Have I ever mentioned that my rapist is a youth pastor now? I probably have, but only off-hand. I cannot even begin to express the amount of grief I have suffered since I discovered that. I reported him to the police, but there’s no other action I can take. The only thing my report can really do is help a future victim. When—possibly if, but most likely when—he rapes someone else, if she has the ability to report it there will be a history there. It will help any future investigation be successful.
It breaks my heart every single day that there’s a rapist walking around a church, and he’s a pastor of children. He is in a position to do to another girl exactly what he did to me, and I have I wept so bitterly for those children. I still do, every time I think about the power he wields and the trust those parents place in him. It infuriates me like nothing else does that he is beyond the reach of justice.
Which is why I haven’t been able to read the piece that the Leadership Journal published this week. I have tried, many times, over the past few days to make my way all the way through it, but I can’t. It … it sounds like him. My rapist. It is exactly what my rapist will say when he rapes one of the girls in his care, if he is successfully convicted as so very few rapists are.
He’s a youth pastor. His church probably subscribes to the Leadership Journal. And . . . I . . . oh, GOD!! I don’t want to picture him reading this because I know what that will do. He will read it, and everything that is inside of him, everything about him that would make the rest of us recoil in horror, will rise up in glee. Because here, here is a man who understands him. And he will feel justified, because he knows that a journal dedicated to Christian leadership wasn’t able to see the atrocities in his heart. And he will tell himself that the girl he is grooming wants it, wants him, and it’s only an affair. It’s not rape. It’s romantic.

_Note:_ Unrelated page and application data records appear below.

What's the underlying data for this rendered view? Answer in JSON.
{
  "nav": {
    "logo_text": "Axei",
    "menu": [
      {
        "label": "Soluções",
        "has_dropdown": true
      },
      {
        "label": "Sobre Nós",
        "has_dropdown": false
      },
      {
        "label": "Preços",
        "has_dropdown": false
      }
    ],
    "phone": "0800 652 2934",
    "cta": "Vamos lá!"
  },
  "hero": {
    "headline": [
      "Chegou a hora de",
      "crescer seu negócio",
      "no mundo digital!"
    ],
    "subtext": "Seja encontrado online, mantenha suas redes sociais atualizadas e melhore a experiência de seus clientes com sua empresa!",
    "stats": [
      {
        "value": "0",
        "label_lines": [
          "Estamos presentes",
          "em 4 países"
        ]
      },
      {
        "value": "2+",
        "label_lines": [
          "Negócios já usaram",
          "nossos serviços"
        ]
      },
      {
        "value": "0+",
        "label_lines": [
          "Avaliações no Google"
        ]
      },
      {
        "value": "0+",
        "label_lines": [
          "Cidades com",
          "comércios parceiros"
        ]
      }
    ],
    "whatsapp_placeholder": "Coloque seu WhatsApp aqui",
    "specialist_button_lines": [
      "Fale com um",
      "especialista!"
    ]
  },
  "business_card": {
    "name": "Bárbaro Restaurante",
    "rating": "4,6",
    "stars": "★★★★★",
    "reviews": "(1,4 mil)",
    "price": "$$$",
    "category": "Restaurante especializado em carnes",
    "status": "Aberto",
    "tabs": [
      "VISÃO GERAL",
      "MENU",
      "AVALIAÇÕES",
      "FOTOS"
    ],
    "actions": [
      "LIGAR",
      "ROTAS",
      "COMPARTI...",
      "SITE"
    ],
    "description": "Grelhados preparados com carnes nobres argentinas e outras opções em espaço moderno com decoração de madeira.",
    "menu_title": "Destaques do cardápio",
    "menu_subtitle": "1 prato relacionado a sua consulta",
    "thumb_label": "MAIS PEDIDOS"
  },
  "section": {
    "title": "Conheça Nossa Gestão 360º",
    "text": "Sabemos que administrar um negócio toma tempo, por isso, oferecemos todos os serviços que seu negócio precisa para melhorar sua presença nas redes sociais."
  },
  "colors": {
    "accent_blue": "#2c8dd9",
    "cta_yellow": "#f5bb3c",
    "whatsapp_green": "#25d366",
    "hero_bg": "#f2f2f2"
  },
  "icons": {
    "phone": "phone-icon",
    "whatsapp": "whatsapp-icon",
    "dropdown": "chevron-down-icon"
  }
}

My heart is wailing.
If I had sackcloth and ashes, I would be in the streets gnashing my teeth at the horror of this.
But, I can do something. You can do something.
Please e-mail the editors of the Leadership Journal and ask them to remove the post ( LJEditor@christianitytoday.com). Ask them to replace it with an article from the victim of a youth pastor, and then another from someone like Boz Tchividjian that offers church leadership an actual education in child sexual assault, clergy abuse, statutory rape, and how it is impossible for a pastor gain consent from a parishioner because of the power he or she has.
If you use twitter, tweet along with #TakeDownThatPost and at @CTmagazine and @Leadership_Jnl.
If you use facebook or other social media, please share one of the following articles.
“An Open Letter to Christianity Today” by Elizabeth Esther
“Christianity Today Publishes a Rapist’s Story” by Libby Anne
“Because it’s Time to Take Down That Post” by Tamara Rice
“On How the Church Discusses Abuse: Denying the Endorsement” by Dianna Anderson
“Because Purity Culture Harbors Rape and Abuse” by Suzannah Paul
“Why did a Journal for Christian Pastors Give a Platform to a Sexual Predator?” By Hännah Ettinger and Becca Rose
If you subscribe to the Leadership Journal, please cancel your subscription and tell them why.
“Silence in the face of evil is itself evil: God will not hold us guiltless. Not to speak is to speak. Not to act is to act.”
– Dietrich Bonhoeffer